In the children’s book series How to Train Your Dragon, the protagonist Hiccup has a cousin named Snotlout who’s as mean as they get. Snotlout is determined to inherit the tribal chieftaincy in Hiccup’s place, and embarks on a number of schemes to sabotage his cousin. But Hiccup consistently chooses to reach out to Snotlout. Even after Snotlout’s father rejects him for his wickedness, Hiccup doesn’t give up on him. Eventually, Hiccup’s faith is rewarded as Snotlout shows the colors of a true friend.
Snotlout reminds me of Korah (Numbers 16:1). Although God had given the Levites special access to perform various roles within the sanctuary, Korah wasn’t satisfied. He envied the leadership status granted to Moses and Aaron. In time, he managed to incite several other tribal elders to rebel against them (Numbers 16:2).
God judged this rebellion with a spectacular show of force, wiping out fallen leaders and followers alike. But “the sons of Korah did not die” (Numbers 26:11). Although Korah instigated the uprising, his family wasn’t destroyed.
Fast forward a bit and Korah’s name pops up again. His descendants were still stirring up the people. Only this time, they were doing it in a good way—seeking God’s glory and none for themselves. Humility and contentment replaced arrogance and envy.

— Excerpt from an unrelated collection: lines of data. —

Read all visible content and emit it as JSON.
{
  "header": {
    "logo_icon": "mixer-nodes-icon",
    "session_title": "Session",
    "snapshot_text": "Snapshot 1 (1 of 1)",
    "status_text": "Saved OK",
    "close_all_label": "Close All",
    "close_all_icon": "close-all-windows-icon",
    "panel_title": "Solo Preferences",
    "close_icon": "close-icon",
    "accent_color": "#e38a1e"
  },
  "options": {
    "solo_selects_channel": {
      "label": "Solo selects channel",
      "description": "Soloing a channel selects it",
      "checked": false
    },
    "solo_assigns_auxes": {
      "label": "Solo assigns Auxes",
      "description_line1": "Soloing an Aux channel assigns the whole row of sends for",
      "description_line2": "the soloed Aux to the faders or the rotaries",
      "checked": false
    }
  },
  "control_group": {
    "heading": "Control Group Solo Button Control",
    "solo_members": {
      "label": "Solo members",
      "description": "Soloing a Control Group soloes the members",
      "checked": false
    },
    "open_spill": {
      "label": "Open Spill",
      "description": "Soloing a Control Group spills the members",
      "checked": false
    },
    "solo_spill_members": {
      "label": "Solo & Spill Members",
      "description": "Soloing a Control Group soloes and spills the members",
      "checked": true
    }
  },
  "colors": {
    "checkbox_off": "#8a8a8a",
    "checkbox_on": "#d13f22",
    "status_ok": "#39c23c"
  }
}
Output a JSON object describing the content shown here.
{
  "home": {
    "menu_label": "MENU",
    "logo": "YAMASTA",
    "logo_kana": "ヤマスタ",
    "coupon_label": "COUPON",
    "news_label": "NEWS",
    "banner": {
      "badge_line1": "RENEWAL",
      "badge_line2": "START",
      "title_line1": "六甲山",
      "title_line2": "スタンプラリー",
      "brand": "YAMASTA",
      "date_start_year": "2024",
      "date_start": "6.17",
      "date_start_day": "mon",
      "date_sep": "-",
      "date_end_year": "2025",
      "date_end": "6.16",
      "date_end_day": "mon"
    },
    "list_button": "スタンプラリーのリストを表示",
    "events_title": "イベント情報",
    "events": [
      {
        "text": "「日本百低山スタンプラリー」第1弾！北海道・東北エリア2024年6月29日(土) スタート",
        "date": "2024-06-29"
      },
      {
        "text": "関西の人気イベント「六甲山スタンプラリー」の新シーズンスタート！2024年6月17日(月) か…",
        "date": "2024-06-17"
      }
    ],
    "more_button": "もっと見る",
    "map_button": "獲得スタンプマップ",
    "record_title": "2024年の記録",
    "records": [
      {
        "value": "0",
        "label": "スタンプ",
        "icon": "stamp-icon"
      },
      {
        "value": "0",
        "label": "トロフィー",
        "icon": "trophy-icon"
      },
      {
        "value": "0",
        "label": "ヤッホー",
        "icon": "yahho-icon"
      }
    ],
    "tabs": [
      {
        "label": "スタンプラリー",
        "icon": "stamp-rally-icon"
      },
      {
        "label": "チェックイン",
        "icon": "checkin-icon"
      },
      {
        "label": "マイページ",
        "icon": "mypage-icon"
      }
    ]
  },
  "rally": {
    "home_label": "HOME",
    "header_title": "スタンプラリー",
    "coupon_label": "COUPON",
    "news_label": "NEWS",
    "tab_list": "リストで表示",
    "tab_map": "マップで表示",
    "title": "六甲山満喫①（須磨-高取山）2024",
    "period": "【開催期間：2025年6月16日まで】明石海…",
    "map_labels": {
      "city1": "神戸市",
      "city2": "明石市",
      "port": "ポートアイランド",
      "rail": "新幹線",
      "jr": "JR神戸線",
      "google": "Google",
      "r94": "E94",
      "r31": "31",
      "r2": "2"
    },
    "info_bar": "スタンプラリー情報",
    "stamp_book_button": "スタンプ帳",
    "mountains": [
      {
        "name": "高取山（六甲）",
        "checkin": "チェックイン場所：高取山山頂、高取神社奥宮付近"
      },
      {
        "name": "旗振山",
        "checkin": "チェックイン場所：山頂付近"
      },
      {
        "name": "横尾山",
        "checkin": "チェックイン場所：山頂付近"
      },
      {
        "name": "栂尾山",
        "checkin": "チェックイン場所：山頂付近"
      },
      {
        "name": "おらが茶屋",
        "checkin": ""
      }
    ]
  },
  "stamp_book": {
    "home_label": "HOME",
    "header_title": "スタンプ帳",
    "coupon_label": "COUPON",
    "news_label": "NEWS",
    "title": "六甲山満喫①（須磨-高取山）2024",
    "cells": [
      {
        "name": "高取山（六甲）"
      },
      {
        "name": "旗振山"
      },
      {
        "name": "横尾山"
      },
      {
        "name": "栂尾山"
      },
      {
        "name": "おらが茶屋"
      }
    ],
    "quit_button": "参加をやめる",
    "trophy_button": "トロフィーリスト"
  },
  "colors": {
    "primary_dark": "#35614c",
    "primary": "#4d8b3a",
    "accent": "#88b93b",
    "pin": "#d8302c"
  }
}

In a song, they declared, “A single day in [God’s] courts is better than a thousand anywhere else! I would rather be a gatekeeper in the house of my God than live the good life in the homes of the wicked” (Psalm 84:10).
God saw past an ancestor’s pride and preserved generations of worshipers. No matter your past or that of relatives who have come before, He can redeem and restore those who have fallen.
NLT 365-day reading plan passage for today: Mark 6:1-13
In 1 Timothy 1:15, note how Paul—one of the greatest leaders in the early church—described himself.
How has God revealed His redeeming ways to you? What does it take to receive the restoration and redemption He offers to even the worst of sinners?